* Assignment: What you return must match the data below exactly, minus any pictures.

* Entries provided:
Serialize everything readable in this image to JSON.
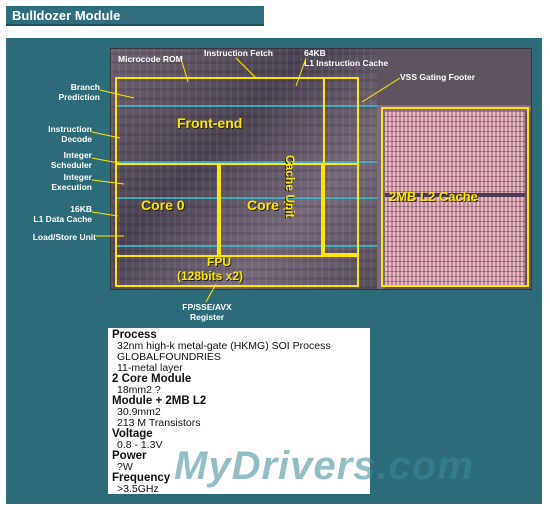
{
  "header": {
    "title": "Bulldozer Module"
  },
  "die": {
    "front_end": "Front-end",
    "core0": "Core 0",
    "core1": "Core 1",
    "cache_unit": "Cache Unit",
    "l2_cache": "2MB L2 Cache",
    "fpu_line1": "FPU",
    "fpu_line2": "(128bits x2)"
  },
  "annotations": {
    "microcode_rom": "Microcode ROM",
    "instruction_fetch": "Instruction Fetch",
    "l1i_line1": "64KB",
    "l1i_line2": "L1 Instruction Cache",
    "vss_gating": "VSS Gating Footer",
    "branch_line1": "Branch",
    "branch_line2": "Prediction",
    "decode_line1": "Instruction",
    "decode_line2": "Decode",
    "int_sched_line1": "Integer",
    "int_sched_line2": "Scheduler",
    "int_exec_line1": "Integer",
    "int_exec_line2": "Execution",
    "l1d_line1": "16KB",
    "l1d_line2": "L1 Data Cache",
    "load_store": "Load/Store Unit",
    "fp_line1": "FP/SSE/AVX",
    "fp_line2": "Register"
  },
  "specs": {
    "process_label": "Process",
    "process_1": "32nm high-k metal-gate (HKMG) SOI Process",
    "process_2": "GLOBALFOUNDRIES",
    "process_3": "11-metal layer",
    "core_module_label": "2 Core Module",
    "core_module_1": "18mm2 ?",
    "module_l2_label": "Module + 2MB L2",
    "module_l2_1": "30.9mm2",
    "module_l2_2": "213 M Transistors",
    "voltage_label": "Voltage",
    "voltage_1": "0.8 - 1.3V",
    "power_label": "Power",
    "power_1": "?W",
    "frequency_label": "Frequency",
    "frequency_1": ">3.5GHz"
  },
  "watermark": "MyDrivers.com",
  "colors": {
    "panel": "#2c6c78",
    "highlight": "#ffe600",
    "l2_cache": "#e9b8c4",
    "title_bar": "#2f6e7c"
  }
}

* Problem solution:
Serialize everything readable in this image to JSON.
{
  "header": {
    "title": "Bulldozer Module"
  },
  "die": {
    "front_end": "Front-end",
    "core0": "Core 0",
    "core1": "Core 1",
    "cache_unit": "Cache Unit",
    "l2_cache": "2MB L2 Cache",
    "fpu_line1": "FPU",
    "fpu_line2": "(128bits x2)"
  },
  "annotations": {
    "microcode_rom": "Microcode ROM",
    "instruction_fetch": "Instruction Fetch",
    "l1i_line1": "64KB",
    "l1i_line2": "L1 Instruction Cache",
    "vss_gating": "VSS Gating Footer",
    "branch_line1": "Branch",
    "branch_line2": "Prediction",
    "decode_line1": "Instruction",
    "decode_line2": "Decode",
    "int_sched_line1": "Integer",
    "int_sched_line2": "Scheduler",
    "int_exec_line1": "Integer",
    "int_exec_line2": "Execution",
    "l1d_line1": "16KB",
    "l1d_line2": "L1 Data Cache",
    "load_store": "Load/Store Unit",
    "fp_line1": "FP/SSE/AVX",
    "fp_line2": "Register"
  },
  "specs": {
    "process_label": "Process",
    "process_1": "32nm high-k metal-gate (HKMG) SOI Process",
    "process_2": "GLOBALFOUNDRIES",
    "process_3": "11-metal layer",
    "core_module_label": "2 Core Module",
    "core_module_1": "18mm2 ?",
    "module_l2_label": "Module + 2MB L2",
    "module_l2_1": "30.9mm2",
    "module_l2_2": "213 M Transistors",
    "voltage_label": "Voltage",
    "voltage_1": "0.8 - 1.3V",
    "power_label": "Power",
    "power_1": "?W",
    "frequency_label": "Frequency",
    "frequency_1": ">3.5GHz"
  },
  "watermark": "MyDrivers.com",
  "colors": {
    "panel": "#2c6c78",
    "highlight": "#ffe600",
    "l2_cache": "#e9b8c4",
    "title_bar": "#2f6e7c"
  }
}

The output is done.